Lanny Ross: Troubadour of the Moon

I undoubtedly first became aware of Lancelot “Lanny” Ross (1906-1988) by way of his film work, which is an irony, because there is so little of it. Ross’s fame was chiefly on radio and records, and these are what caused him to get his toe wet in pictures, though little more.

Ross was a second generation performer. His parents were native Brits; his father, Douglas Ross, a Shakespearean stage actor, and his mother, Winifred Williams Ross, a concert pianist. The pair were living in Seattle when Lanny was born, making him, like Bing Crosby, a native Washingtonian.
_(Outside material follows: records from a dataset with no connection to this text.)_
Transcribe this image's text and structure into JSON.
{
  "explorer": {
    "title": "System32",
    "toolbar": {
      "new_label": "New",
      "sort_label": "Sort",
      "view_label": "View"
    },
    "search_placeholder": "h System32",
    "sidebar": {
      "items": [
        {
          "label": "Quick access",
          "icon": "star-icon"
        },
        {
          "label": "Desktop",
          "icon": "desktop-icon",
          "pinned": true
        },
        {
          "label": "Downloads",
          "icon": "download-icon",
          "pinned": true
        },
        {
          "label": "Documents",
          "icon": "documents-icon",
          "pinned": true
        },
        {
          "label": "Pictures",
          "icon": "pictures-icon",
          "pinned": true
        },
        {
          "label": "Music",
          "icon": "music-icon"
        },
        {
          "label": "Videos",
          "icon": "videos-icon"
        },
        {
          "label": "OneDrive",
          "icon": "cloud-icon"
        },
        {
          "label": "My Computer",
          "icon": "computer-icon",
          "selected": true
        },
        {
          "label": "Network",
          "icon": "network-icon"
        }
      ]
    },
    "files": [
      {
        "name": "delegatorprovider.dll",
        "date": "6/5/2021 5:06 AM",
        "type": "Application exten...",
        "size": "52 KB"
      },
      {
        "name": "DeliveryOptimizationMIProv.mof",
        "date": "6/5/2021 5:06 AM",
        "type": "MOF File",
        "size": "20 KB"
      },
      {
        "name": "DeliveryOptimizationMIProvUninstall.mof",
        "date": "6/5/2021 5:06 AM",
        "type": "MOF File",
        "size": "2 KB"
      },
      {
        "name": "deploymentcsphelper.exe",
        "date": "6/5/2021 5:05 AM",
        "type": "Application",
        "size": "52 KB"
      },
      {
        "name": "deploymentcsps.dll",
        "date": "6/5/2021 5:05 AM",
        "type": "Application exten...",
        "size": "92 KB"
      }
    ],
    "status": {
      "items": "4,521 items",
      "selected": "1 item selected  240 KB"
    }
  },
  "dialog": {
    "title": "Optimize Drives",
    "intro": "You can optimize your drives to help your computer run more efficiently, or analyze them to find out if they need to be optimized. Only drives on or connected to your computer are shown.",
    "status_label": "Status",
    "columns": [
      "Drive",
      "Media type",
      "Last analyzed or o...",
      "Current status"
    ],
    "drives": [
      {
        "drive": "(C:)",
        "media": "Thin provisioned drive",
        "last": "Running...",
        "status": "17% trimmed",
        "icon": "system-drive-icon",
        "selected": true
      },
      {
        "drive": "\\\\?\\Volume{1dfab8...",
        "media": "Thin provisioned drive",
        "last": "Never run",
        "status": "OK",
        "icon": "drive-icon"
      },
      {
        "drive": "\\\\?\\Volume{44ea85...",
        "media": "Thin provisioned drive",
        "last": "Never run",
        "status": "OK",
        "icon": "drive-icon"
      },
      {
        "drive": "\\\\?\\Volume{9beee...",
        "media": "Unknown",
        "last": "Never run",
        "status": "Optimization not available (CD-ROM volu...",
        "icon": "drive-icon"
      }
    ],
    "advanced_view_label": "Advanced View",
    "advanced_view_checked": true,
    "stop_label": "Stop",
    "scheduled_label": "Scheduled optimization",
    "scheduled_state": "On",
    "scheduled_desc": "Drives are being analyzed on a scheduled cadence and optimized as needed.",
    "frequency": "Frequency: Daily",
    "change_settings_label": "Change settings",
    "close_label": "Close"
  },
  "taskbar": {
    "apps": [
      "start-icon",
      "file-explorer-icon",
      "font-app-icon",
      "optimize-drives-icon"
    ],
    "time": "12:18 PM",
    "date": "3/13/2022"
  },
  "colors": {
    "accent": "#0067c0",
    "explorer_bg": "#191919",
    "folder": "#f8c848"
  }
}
As a kid, he acted with Ben Greet’s company on one of their American tours, presumably with his dad. He attended a number of posh schools including Taft and Yale, and was a star of both the track team and the glee club at both schools, and he also sang with church choirs.

Graduating from Yale in 1928, Ross then moved to New York, where he simultaneously pursued a law degree at Columbia, took graduate classes in voice at Julliard, was a choir director at the Cathedral of St John the Divine, and sang professionally live and on NBC radio, billed as “The Troubadour of the Moon” and “The Idol of the Airwaves”. This was an era when the “college boy” thing was in, the age of Rudy Vallee and young Fred MacMurray, and thus Lanny’s personality was in vogue. In addition to his pleasing tenor voice, Ross also played piano and guitar, assets that helped him stand out. The Lanny Ross Show launched in 1929 and was on the air in one shape or form for over three decades. Success on the radio led also to dates in vaudeville in its waning days. Though he obtained his law degree in 1931, he was also offered a contract to be a regular singer and m.c. on the new radio show Maxwell House Show Boat (based on the musical) with Charles Winninger and Annette Hanshaw. The latter gig paid much more than entry level employment as a lawyer, and so that is the path he pursued.

This national exposure (aided by good looks and a tall stature) led to an appearance by Ross in the musical film short Yours Sincerely in 1933, followed by the 1934 Paramount features Melody in Spring (with Charles Ruggles, Mary Boland, and a young Ann Sothern) and the all-star College Rhythm, which is likely where I first encountered him. In 1935 he toured with the play Petticoat Fever following its Broadway run. That same year he married his manager, Olive White.

Ross stayed with Maxwell House Show Boat through its final sign-off in 1937. He then moved on to The Packard Hour for NBC (1937-1938); and the CBS show Your Hit Parade (1938-1939); The Mark Warnow Show (1939), and Camel Caravan (1942-43). During this period, he gave movies one more try, with a drama called The Lady Objects (1938) opposite Gloria Stuart. He also supplied the singing voice for Prince David in Fleischer’s 1939 Gulliver’s Travels, and had a cameo in Stage Door Canteen (1943). He entertained in the Pacific with the USO during World War Two.

After the war, Ross hosted an early TV variety show called The Swift Show (also The Lanny Ross Show), sponsored by Swift Meats (1948-49), with cast members including Frankie Fontaine, Max Showalter, Eileen Barton, and Susan Shaw (who would later be the wife of Bonar Colleano). From 1950 through 1956 he was also a frequent panelist on the TV program Life Begins at 80, hosted by Jack Barry. His local New York radio show ran on WCBS from 1956 through 1961. He retired from live performing in the 1970s.

More good info on his radio career can be found here. Many of his recordings are cataloged here.

For more on vaudeville and related variety arts, please see No Applause, Just Throw Money: The Book That Made Vaudeville Famous,